A judge on Wednesday entered a not-guilty plea on behalf of a Colorado Springs man accused in the slaying of an 87-year-old woman whose body was set on fire at a popular trailhead.
The move came after 21-year-old Marcus Smith refused to enter a plea and was forcibly removed from a 4th Judicial District courtroom amid an obscenity-laced rant.
Smith — who insulted a judge, kicked an unoccupied chair and tried to fire his attorney — is scheduled to face trial on Aug. 5.
A convicted burglar, Smith is charged with first-degree murder and other counts in the November 2011 killing of Katherine “Kit” Grazioli. The case against him has been repeatedly delayed by questions over his mental health, fueled in part by his repeated courtroom outbursts.
Fourth Judicial District Judge Barbara L. Hughes ruled this month that he is competent to stand trial, though she sealed a 13-page order explaining her analysis.
During Wednesday’s arraignment, the defendant interrupted the proceedings with bizarre proclamations and demands to be released.
“I’m assigned to God and you all are wrong,” Smith said during the chaotic hearing. The defendant appeared in a light blue jail jumpsuit — an indication he is being held in a special ward — and he again wore a mesh hood meant to keep him from spitting. Writing covered much of his left arm, though it was too small to be deciphered from the gallery.
Smith’s parents watched in silence as he ignored the judge’s demands to be quiet.

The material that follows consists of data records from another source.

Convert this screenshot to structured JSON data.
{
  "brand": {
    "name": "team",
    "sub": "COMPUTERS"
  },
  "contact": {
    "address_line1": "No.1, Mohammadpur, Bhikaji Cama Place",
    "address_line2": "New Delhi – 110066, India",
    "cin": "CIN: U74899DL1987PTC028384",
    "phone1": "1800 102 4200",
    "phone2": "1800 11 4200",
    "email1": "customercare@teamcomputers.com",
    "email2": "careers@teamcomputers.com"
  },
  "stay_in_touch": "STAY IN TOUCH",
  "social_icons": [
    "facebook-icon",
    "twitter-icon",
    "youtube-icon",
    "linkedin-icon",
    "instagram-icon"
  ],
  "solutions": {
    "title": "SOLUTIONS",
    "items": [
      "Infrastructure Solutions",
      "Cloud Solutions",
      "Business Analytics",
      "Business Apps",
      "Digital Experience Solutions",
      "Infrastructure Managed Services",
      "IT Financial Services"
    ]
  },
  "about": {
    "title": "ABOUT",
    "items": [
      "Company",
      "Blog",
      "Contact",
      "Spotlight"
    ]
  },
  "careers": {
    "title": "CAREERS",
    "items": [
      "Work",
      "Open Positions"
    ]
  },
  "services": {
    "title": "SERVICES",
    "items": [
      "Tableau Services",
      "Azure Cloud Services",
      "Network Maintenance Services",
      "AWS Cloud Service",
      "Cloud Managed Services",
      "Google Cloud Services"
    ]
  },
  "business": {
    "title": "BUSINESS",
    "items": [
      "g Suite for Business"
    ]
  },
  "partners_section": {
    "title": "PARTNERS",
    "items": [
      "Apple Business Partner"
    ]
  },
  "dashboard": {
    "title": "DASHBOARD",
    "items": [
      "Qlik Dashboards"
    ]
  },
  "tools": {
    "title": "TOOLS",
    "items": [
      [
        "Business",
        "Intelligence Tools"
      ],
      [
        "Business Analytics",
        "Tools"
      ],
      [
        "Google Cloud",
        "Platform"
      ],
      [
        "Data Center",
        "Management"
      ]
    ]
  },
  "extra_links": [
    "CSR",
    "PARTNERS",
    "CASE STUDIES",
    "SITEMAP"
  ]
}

At one point, lead prosecutor Margaret Vellar snapped “Excuse me!” in an effort to shush the defendant.
Hughes ordered that Smith be removed after he kicked Vellar’s unoccupied chair while she stood addressing the judge.
One of Smith’s attorneys, Edward Farry, told the court he was unable to enter a plea on Smith’s behalf.
“What I’m telling the court is that the defendant refuses to enter a plea to the charges against him,” he said. “The defense does not claim we have a basis for ‘not guilty by reason of insanity.’”
Mental health experts have offered divergent opinions in court over the cause of Smith’s behavior.
At a January hearing to determine if Smith is capable of understanding his court proceedings, defense experts testified he is exhibiting signs of increasingly delusional thinking, while a psychologist for the Colorado State Mental Health Institute in Pueblo cited reports that Smith tends to exaggerate his symptoms when he is being watched.
Grazioli, who lived alone in a gated community near Fort Carson, was strangled in her bedroom by an intruder who drove her body to the Captain Jack’s trailhead on Gold Camp Road, where it was found ablaze.
Colorado Springs police say they found Smith’s fingerprints on Grazioli’s bedroom window and car door.
The defendant had her credit cards in his pockets and stashed other stolen possessions in his parents’ basement, police said.
Contact Lance Benzel: 636-0366 Twitter @lancebenzel
Facebook Gazette Lance Benzel